Knock, by Chad A. Clark
Marissa groaned as the doorbell rang again and slammed the book down on the table. It had seemed like such a good idea to do Halloween this year and actually buy some candy for the kids. This was her first year in the new house and she thought it would be a good way to meet the neighbors.
Almost right away, she regretted the decision.
It was Halloween candy, how expensive could it be? Still, she had spent thirty dollars that she didn’t really have. And while she had consoled herself at the time with the thought that she would end up with a bunch of leftover candy, it was actually looking like she would have to close down early. Or head to the store to buy more. Maybe she was giving out too much. Probably letting the greedy little vultures take too much.
She greeted the fourth iteration of the complete Avengers team at her door by trying to smile sweetly while dumping the candy into the outstretched buckets and bright orange plastic pumpkins. If she had to put up with the aggravation, maybe she could take her anger out on them by helping guarantee a diabetic coma for the next day. The happy laughter and giggling as the little shits tore off down her driveway was only converted in her head to the sound of them making fun of her.
She wished she could get through a chapter without the doorbell ringing.
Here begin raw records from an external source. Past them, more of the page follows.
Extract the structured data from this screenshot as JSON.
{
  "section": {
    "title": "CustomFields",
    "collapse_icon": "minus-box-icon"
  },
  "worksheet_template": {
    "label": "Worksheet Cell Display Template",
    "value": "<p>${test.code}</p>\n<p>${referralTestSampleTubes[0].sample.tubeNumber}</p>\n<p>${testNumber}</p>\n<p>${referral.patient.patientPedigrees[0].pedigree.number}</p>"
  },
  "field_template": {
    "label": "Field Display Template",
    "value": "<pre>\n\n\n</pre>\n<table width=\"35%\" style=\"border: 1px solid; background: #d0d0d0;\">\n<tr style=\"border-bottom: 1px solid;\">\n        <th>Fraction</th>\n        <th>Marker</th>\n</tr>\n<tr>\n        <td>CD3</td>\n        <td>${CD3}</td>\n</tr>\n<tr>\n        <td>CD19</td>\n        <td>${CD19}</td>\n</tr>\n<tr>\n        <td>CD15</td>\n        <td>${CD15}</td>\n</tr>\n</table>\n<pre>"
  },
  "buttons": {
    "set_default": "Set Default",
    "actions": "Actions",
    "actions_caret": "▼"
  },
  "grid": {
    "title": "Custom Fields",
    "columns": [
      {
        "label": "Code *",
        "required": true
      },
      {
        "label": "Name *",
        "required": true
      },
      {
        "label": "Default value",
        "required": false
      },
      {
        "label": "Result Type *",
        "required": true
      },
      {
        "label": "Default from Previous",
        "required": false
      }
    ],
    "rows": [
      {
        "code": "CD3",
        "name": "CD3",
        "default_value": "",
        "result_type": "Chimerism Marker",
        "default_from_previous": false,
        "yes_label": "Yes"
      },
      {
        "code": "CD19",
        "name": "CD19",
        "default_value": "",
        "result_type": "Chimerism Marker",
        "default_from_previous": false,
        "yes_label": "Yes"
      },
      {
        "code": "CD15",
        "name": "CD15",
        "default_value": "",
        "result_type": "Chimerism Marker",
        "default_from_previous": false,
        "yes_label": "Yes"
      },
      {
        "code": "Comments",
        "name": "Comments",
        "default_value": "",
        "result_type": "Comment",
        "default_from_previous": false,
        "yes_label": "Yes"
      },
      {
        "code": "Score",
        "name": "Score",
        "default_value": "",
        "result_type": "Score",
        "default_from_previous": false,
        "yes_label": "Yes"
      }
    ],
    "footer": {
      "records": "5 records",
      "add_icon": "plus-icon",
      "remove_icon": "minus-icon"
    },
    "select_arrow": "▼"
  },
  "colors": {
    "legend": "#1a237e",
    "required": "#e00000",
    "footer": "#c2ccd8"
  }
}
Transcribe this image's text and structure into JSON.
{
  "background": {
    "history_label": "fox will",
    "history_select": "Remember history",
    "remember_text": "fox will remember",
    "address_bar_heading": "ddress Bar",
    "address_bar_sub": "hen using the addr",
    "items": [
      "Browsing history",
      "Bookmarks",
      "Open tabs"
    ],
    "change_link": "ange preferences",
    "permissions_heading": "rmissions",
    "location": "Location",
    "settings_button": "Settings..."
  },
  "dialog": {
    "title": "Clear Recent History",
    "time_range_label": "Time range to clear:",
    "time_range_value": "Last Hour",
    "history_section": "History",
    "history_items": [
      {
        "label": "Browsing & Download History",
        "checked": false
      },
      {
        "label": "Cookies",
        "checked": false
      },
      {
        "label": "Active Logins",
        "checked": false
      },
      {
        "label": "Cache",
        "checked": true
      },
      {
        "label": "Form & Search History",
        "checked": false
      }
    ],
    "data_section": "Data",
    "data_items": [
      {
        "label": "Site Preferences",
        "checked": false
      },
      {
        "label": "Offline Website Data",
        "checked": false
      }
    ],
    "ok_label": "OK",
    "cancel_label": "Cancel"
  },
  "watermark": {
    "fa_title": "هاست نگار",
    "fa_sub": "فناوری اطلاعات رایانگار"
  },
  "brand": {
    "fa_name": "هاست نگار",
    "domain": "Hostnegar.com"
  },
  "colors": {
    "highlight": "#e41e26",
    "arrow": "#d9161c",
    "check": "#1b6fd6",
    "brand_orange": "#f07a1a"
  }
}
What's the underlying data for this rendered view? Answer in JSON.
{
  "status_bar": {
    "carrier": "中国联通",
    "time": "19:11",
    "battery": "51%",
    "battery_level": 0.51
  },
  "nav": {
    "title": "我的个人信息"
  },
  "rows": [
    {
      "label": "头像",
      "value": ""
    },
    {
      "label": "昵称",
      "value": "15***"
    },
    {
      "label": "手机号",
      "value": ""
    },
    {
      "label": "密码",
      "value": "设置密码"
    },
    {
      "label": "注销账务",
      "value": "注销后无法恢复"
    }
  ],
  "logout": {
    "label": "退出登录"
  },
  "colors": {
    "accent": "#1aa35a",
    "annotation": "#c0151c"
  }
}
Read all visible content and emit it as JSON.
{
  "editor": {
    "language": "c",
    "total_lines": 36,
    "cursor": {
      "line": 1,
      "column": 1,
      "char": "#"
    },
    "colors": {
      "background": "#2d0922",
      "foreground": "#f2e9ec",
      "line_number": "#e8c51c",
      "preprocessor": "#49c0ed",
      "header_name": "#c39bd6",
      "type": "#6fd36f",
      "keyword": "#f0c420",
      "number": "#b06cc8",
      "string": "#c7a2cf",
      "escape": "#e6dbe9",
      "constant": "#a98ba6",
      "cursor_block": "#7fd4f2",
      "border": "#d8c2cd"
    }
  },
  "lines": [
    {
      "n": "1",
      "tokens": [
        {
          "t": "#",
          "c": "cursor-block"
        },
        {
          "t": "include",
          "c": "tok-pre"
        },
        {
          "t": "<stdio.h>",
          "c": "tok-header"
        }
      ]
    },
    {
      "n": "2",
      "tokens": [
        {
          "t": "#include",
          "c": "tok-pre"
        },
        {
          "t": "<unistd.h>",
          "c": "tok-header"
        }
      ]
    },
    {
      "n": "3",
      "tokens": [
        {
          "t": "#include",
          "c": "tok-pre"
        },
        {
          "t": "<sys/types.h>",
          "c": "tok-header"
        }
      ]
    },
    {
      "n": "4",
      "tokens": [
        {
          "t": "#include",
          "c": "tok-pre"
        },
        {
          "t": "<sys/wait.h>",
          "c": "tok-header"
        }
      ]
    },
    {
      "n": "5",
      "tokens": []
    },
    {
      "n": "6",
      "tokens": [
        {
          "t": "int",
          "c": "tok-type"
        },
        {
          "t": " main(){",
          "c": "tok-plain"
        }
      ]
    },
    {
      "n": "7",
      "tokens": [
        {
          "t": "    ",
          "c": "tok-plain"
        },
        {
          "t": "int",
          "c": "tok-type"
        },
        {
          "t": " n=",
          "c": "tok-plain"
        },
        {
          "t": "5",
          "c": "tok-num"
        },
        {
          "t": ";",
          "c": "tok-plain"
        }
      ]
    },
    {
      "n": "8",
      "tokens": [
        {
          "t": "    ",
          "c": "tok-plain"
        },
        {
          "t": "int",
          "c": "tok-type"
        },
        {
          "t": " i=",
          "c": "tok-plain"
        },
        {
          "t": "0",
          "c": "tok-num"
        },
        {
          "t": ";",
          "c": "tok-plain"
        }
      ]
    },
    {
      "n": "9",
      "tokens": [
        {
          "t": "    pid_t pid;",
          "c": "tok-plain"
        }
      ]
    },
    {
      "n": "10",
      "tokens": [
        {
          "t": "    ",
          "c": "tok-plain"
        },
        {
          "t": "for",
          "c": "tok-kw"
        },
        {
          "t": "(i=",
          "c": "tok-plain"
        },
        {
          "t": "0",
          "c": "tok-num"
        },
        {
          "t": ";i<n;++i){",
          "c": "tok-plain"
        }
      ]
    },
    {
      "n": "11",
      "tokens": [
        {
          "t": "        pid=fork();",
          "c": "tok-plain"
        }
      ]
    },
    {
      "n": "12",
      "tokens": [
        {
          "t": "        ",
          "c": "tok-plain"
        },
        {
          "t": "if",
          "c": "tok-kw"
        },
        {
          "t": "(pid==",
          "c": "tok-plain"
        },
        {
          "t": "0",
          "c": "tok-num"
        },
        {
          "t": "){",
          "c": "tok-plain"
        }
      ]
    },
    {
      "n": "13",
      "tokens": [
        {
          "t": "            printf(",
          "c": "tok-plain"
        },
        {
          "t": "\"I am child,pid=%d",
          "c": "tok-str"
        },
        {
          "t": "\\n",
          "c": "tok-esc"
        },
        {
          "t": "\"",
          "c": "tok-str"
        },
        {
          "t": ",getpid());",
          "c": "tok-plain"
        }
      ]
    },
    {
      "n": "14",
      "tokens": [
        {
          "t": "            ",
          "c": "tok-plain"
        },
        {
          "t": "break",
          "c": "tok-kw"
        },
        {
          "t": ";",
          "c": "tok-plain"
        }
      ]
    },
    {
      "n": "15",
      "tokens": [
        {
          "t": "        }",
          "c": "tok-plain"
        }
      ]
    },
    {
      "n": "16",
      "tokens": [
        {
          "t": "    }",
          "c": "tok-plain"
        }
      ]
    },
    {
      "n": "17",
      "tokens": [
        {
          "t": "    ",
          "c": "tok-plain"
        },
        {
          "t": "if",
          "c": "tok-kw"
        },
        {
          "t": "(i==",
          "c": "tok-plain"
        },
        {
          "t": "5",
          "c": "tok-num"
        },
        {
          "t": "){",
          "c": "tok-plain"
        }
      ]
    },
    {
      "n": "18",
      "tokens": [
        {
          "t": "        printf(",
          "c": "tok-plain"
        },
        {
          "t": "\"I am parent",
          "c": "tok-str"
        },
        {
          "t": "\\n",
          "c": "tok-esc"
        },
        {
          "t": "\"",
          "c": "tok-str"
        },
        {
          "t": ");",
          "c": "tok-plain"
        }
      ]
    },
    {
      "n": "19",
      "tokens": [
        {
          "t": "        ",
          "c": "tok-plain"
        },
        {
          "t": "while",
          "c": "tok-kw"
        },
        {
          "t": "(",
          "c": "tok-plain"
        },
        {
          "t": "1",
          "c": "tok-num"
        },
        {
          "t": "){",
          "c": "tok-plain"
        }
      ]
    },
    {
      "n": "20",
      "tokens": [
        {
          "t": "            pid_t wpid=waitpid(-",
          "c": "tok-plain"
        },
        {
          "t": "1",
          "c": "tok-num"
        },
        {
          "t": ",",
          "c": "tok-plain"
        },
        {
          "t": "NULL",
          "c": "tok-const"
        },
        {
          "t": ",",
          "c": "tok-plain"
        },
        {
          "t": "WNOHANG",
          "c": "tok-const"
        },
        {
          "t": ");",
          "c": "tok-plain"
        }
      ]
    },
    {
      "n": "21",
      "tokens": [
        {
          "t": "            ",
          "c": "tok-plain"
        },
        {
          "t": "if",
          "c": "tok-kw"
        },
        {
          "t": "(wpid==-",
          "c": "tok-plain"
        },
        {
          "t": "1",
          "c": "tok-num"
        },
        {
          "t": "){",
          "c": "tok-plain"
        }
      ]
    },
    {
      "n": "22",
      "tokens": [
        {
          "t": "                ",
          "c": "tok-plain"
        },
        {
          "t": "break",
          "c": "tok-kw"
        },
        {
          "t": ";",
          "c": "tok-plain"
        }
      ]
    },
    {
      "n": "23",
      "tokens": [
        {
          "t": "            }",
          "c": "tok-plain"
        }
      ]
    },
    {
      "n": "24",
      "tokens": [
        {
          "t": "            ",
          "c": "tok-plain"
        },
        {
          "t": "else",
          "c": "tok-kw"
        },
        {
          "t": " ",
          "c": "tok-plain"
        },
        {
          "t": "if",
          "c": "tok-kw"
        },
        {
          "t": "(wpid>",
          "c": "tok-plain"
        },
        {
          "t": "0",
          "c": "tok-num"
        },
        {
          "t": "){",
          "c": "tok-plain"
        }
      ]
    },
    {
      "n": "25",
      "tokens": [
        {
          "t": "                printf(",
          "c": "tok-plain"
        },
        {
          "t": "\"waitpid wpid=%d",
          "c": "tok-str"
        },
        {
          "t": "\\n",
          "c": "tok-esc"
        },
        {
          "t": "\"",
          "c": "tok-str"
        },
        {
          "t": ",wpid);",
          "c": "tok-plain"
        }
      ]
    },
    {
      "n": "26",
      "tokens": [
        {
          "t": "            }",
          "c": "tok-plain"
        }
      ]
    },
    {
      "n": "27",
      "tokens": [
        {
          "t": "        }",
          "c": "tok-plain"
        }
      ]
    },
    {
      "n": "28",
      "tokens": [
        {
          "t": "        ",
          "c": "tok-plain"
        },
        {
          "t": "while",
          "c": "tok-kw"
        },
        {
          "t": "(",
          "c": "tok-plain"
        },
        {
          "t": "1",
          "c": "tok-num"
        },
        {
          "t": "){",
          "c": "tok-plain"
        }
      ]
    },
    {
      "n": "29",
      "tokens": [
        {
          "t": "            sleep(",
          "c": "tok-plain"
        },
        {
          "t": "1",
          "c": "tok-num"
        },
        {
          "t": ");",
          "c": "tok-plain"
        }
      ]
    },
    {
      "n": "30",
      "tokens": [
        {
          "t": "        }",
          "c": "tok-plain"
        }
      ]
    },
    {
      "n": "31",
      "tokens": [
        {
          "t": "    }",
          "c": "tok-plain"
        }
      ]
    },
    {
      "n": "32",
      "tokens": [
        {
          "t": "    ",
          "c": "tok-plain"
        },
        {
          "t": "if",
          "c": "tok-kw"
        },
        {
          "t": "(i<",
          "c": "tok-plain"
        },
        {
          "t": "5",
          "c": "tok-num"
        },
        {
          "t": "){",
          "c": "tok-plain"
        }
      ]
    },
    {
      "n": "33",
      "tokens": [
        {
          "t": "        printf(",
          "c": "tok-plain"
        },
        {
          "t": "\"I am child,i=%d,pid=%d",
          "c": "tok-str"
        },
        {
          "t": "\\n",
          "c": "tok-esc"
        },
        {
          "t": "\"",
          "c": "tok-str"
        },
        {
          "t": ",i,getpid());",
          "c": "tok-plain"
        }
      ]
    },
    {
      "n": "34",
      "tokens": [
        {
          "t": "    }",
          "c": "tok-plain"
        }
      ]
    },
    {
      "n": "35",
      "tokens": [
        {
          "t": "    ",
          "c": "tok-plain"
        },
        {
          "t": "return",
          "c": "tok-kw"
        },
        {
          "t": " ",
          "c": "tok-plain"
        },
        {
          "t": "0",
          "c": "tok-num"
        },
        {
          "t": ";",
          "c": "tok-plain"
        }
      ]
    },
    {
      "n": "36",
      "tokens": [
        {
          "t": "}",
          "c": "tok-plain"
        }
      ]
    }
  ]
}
A voice in the back of her head said that she should just call it quits and switch off the porch light. She didn’t owe anything to these people’s kids. Still, she intended to see this thing through to the end. She would not be seen by the neighborhood as a quitter.
She managed to read one page when she heard the sound, but this time it wasn’t coming from the front door. She looked over and saw the door to the closet on the far side of the room shaking back and forth, as if there was someone inside, pushing out. That was idiotic though, no way it could be possible. It must have been something inside that fell over, maybe a broom that was displaced. She pulled the door open and staggered back several steps, nearly yelling out as she did so.
One of the kids from the neighborhood had sneaked into the house without her hearing and was evidently hiding out, waiting to surprise her. The kid, she guessed it was a he, just stood there, staring up at her through the grotesque excuse for a Halloween mask he wore. It was unique at least, unlike anything she had ever seen, looking like some odd cross between a werewolf and an alien costume. Considering the lack of tags anywhere, and how worn everything looked, she wondered if this kid was some kind of budding fashion or costume designer.
Her curiosity was quickly drowned out by the anger of having her home intruded upon.
“Who the hell are you?” she asked. “How did you get in here?”
He stared at her through the mask, his breath coming out in sharp gasps as he rocked from side to side.
“Christ’s sake, we’ve got a moron here or something.” She glared at the kid, trying to figure out who it was. He had to be from the neighborhood, but behind the mask she couldn’t tell for sure. “Are you just going to stand there like an idiot? What are we doing here?”
For the briefest moment, Marissa thought he was going to start walking forward but he just rocked back onto his heels and stayed put, incomprehension glowing behind those eyes.
“Do you live around here?”
“Are you friends with someone in the neighborhood?”
“Where are your parents?”
The situation had extended beyond odd and was now infuriating her. She was about to take a step forward to grab the kid when the knife came around from behind, gripped in the tiny little hand. And for as much as she wanted this to simply be a prop that came with the costume, as she looked at it, she immediately realized that was not the case. This did not look like a cheap piece of plastic that most toys of this ilk would be made of. It was hard steel, stained up and down with dried blood. The hand that held it flexed on the handle, as if it was about to raise the blade to strike.
Marissa took in several breaths to try and calm herself before stepping forward. She had to control the situation, stay calm and try to figure out what this kid needed. She reached out to try and place her hand on the handle of the blade, but just before she got there, it pulled away from her smoothly. The look of rage in those eyes behind the mask made her breath catch in her throat.
Maybe it was the mask. The kid was hiding behind it and acting out in ways that he might not do otherwise. She needed to shake him out of his daze and this might be the only way to do it. Moving her hands slowly, holding them open to show she didn’t intend to hurt him, she reached up and felt around on the back of his head for a zipper or Velcro or a seam. Anything that would dislodge the thing from the kid’s face.
She found nothing.
The swirl of silence in her head became deafening, as she heard the kid’s breathing grow in volume. The eyes looking up at her had a bright red glow to them that she hadn’t noticed before. She had immediately taken the eyes as being behind a mask, but they were actually sunken down into skin that looked inhuman. The rage baked off the thing in waves and in the blink of a moment, all she could think about was the knife, still held in its hand. She turned to run, but before she could get more than a step, a hand that she couldn’t believe she had ever taken as human snaked around and grabbed her from behind. It pulled her in close, enfolding her in the stink of its breath and cutting off the scream rising to her lips on the sharpened edge of cold steel.
Chad A. Clark is an author of horror and science fiction. For more information on his literary universe, check out his official website or take a peek at his Amazon author page